Yet in a central suburb is an oasis, a different world. A park, a farm. Where new lambs had been born and daffodils were tilting their faces to the sun. Where people gathered and lingered over coffee, or went for a stroll or just simply sat in the sun. In amongst the busyness it was a place of serenity, of peace. A space away from the noise and urgency of the city that lay outside its stone walls.
Life is busy. There’s always something to be done, an email to be sent, someone to call, an appointment to make, chores to be done. But in amongst this busyness we all need a stone wall behind which there is a space to rest, to recharge. That counter balance to our work where we turn aside from our agendas and pressures. That place and time of quiet retreat to recenter our soul, to refresh our spirit.
That rest. That Sabbath.
“Are you tired? Worn out? Burned out on religion? Come to me. Get away with me and you’ll recover your life. I’ll show you how to take a real rest. Walk with me and work with me—watch how I do it. Learn the unforced rhythms of grace. I won’t lay anything heavy or ill-fitting on you. Keep company with me and you’ll learn to live freely and lightly.” (Matthew 11:28-30)
“Did I offer peace today? Did I bring a smile to someone’s face? Did I say words of healing? Did I let go of my anger and resentment? Did I forgive? Did I love? These are the real questions.” (Henri Nouwen)
I was having one of those “meh” days. Heading out late one evening to buy bread to make what felt like my millionth marmite sandwich for boys’ lunches, I wondered if in the scheme of Heaven I’d made any impact, made a difference at all that day for someone. My eyes then alighted on a Church’s billboard with the words “what you do and how you live matters.” A timely reminder that we do makes a difference. And if I needed anymore of a reminder a friend then made me aware of a Facebook posting she had made two years ago that I wasn’t aware of.
“Yesterday we moved into our new house in Auckland. And today for the first time in my life, a neighbour has brought us cupcakes to welcome us to the neighbourhood. I thought that just happened in movies. Kiwis you rock!”
That was me! (Surprisingly given my inconsistent record when it comes to baking!) On that ordinary day two years ago, I had a thought to take some cupcakes round to our new neighbours to say hi and welcome! On that day it seems I made a difference even though I was unaware of the fact.
There are so many ways that we can extend the love of God to those around us. From a smile, to a helping hand, to an encouraging conversation we can bring light into the darkness around us. We need to remind ourselves to look at our lives through Heaven’s eyes. Heaven’s perspective is different to ours and often values what we write off. Even in the mundane, the little or the seemingly insignificant moments we can and do bring glory to God. We shine His light.
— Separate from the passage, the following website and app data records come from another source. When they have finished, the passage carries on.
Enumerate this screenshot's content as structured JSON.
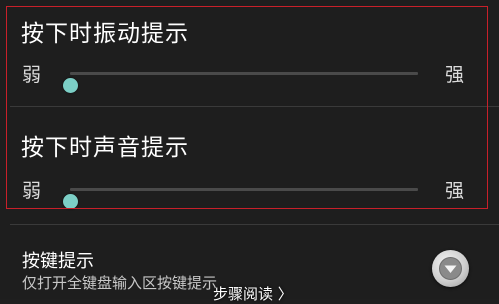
{
  "settings": {
    "vibration": {
      "title": "按下时振动提示",
      "min_label": "弱",
      "max_label": "强",
      "level": 0.0
    },
    "sound": {
      "title": "按下时声音提示",
      "min_label": "弱",
      "max_label": "强",
      "level": 0.0
    },
    "key_hint": {
      "title": "按键提示",
      "description": "仅打开全键盘输入区按键提示",
      "control_icon": "chevron-down-circle-icon"
    }
  },
  "overlay": {
    "caption": "步骤阅读 〉"
  },
  "colors": {
    "highlight_border": "#c8202a",
    "slider_accent": "#7ccfc6",
    "background": "#1e1e1e"
  }
}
“You will shine…like stars in the sky.” (Philippians 2:15)
(PS: Image is not of the cupcakes I made! Sadly!)